@ silentknights Wow, thank you. That was incredibly helpful. I noticed that many people also study skulls, and I do see the merit in it. And when you said how the muscle tenses in different pose, thank you for mentioning that. It's yet another thing I must learn to understand. I find the lips hardest to do when they're smiling widely with or without teeth.
about the digital drawings, I think trying to mimic a traditional tool digitally is a great idea! I have corel painter 12 but there's so many tools in there I'm just sitting there dumbfounded. I'll try to post a digital one with a watercolor feel to it
@Aqualeot Ahah! That made me laugh, thank you. Your comment is very encouraging (:
Thank you so much for all of these advice!
Thanks for replying to my sketchbook thread! To return the favor...your digital stuff is really good, especially the more recent stuff. With your pencil studies, you seem to hang out in the grays, and utilize quite a bit of smudging (which makes it look a bit messy). Maybe you could work on your hatching some more - use and layer the pencil's strokes to define value and volume! Try not to use pure contour quite as much, since using lines to define shapes (created by our minds to organize information, and not really that common in reality) can detract from the realism of a piece. Cheers!
@Araethusa Yeah, I do prefer keeping things in the gray, area. I usually just try to be able to capture their impression and move on. Those usually take around 30 minutes- an hour to do and I'm just speeding through. And in actuality, I don't smudge the drawings, it just smudged when I walk around with it in my arms and the paper rub against each other or if I have a dark image on one page and it imprints onto the other. Yeah, the contour flattens the image, I usually get rid of the lines by blending them into the shadows.
I do need to work on hatching though, people hatch strategically so it looks neat but I just go in whatever direction until I think it's dark enough.
Yeah, I realized right after I scanned the image that I forgot to work on the values. I was just sketching in the values and haven't really darkened in the shadows yet, but I'll do that on the actual sketchbook.
School's really been throwing itself at me lately. I did a few digital sketches, and is currently working on a few fan art, but I'll post it when I'm done. I really can't wait until I can work so I can get myself a laptop instead of having to wait for my mom's generous whims to allow me to draw.
Actually, on that topic, I'd like to know if a macbook pro is a good laptop?
I mean, I have done a bit of research, and for some reason the comments are really mixed. Then comes to techy talk and I just closed the window and flipped open a magazine. Seriously though, people say the macbook pro has large space and capacity needed to run large programs and painting with a large file. Others say that people just use it for the cool factor. And then theres the applications that only apple have access to.
I'm going to get a part time job to work for it, and well the budget could be up to $1700 as long as it's worth my money. It'd be good if it was light so I can carry it to the library to work on my personal projects as well.
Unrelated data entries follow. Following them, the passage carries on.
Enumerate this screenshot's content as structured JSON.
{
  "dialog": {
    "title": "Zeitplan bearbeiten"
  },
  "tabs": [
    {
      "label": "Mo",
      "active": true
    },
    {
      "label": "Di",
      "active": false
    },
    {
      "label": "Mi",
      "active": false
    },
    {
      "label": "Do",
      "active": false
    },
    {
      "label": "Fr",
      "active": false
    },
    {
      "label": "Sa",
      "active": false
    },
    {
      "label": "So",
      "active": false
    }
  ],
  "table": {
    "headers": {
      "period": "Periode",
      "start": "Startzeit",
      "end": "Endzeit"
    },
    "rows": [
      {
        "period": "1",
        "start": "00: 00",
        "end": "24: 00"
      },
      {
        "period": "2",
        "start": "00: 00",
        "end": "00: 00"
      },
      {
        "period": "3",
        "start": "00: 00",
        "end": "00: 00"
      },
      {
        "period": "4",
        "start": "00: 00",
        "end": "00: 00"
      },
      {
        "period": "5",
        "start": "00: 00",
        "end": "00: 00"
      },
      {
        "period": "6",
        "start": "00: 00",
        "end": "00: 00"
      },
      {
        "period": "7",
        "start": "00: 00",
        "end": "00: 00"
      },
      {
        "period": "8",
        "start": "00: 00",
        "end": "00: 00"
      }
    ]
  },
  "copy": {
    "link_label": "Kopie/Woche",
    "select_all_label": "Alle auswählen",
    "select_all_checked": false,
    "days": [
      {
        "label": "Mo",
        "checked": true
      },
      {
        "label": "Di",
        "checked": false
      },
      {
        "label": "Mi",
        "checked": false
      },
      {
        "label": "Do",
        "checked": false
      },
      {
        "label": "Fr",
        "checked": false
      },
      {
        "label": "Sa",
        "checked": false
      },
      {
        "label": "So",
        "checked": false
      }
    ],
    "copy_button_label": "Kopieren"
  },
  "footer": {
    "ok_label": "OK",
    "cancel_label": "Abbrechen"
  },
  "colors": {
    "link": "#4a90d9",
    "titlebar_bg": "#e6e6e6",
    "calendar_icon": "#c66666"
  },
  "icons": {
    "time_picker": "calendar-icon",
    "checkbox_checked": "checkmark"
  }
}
Hey guys! Haven't really updated in a while and I'm currently way in over my head. It's the first time I attempted drawing on a larger scale, and now I'm completely overwhelmed by colours, shadows and light. I'm not sure how light works when you're outdoors.
I could use some constructive criticism right now. Thanks in advance!
For now, I'll go look at it in black and white and see if i can figure out something. (: